8. Comments here or on Twitter are welcomed (althoughI request they be of the ‘constructive’ rather than ‘ranty’ nature :))
I may have mentioned Claude Avenue before and what needs to happen. How what we ended up with was good, but nobody seems to have considered how a bicycle was supposed to get from the road onto the ramp.
Now the council has a lot of cooks. Some have bigger hats then others, so you can end up getting something right and a month later somebody is pissing in the cooking pot…
On Tuesday I popped along to the consultation event and had a rather long discussion with Rab Smith from BANES. By the end of it I felt warm and fuzzy. Seriously impressed when it comes to what they are planning for cycling in Keynsham. I don’t think cars get a great deal out of the strategy, but that’s because the place actually needs a North-South bypass, but let’s focus on the good bits.
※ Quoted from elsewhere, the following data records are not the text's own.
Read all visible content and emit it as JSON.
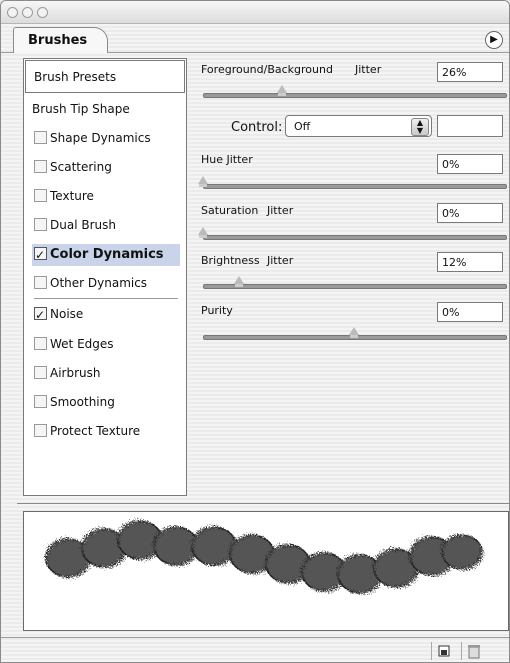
{
  "panel": {
    "tab_label": "Brushes"
  },
  "left": {
    "presets_label": "Brush Presets",
    "tip_shape_label": "Brush Tip Shape",
    "options": [
      {
        "label": "Shape Dynamics",
        "checked": false
      },
      {
        "label": "Scattering",
        "checked": false
      },
      {
        "label": "Texture",
        "checked": false
      },
      {
        "label": "Dual Brush",
        "checked": false
      },
      {
        "label": "Color Dynamics",
        "checked": true,
        "selected": true
      },
      {
        "label": "Other Dynamics",
        "checked": false
      }
    ],
    "extras": [
      {
        "label": "Noise",
        "checked": true
      },
      {
        "label": "Wet Edges",
        "checked": false
      },
      {
        "label": "Airbrush",
        "checked": false
      },
      {
        "label": "Smoothing",
        "checked": false
      },
      {
        "label": "Protect  Texture",
        "checked": false
      }
    ]
  },
  "right": {
    "fg_bg": {
      "label": "Foreground/Background",
      "jitter_label": "Jitter",
      "value": "26%",
      "level": 26
    },
    "control": {
      "label": "Control:",
      "value": "Off"
    },
    "hue": {
      "label": "Hue Jitter",
      "value": "0%",
      "level": 0
    },
    "saturation": {
      "label": "Saturation",
      "jitter_label": "Jitter",
      "value": "0%",
      "level": 0
    },
    "brightness": {
      "label": "Brightness",
      "jitter_label": "Jitter",
      "value": "12%",
      "level": 12
    },
    "purity": {
      "label": "Purity",
      "value": "0%",
      "level": 50
    }
  },
  "icons": {
    "panel_menu": "panel-menu-icon",
    "new_brush": "new-brush-icon",
    "delete": "trash-icon"
  }
}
To develop a transport strategy for Keynsham, you have to first understand the underlying problems with Keynsham. I don’t think the strategy document fully gets to grips with the primary issues. I also feel that the ‘strategy vision’ is very focused on one type of transport:
To minimise the negative effects of traffic congestion in and around Keynsham and ensuring it retains its independence and its separate identity within an attractive rural setting by becoming a more sustainable, desirable and well-connected place in which to live and work.
This strategy document is all about cars and how to get them through the town. It should be much much more about living in the town and creating a network of walking and cycling routes.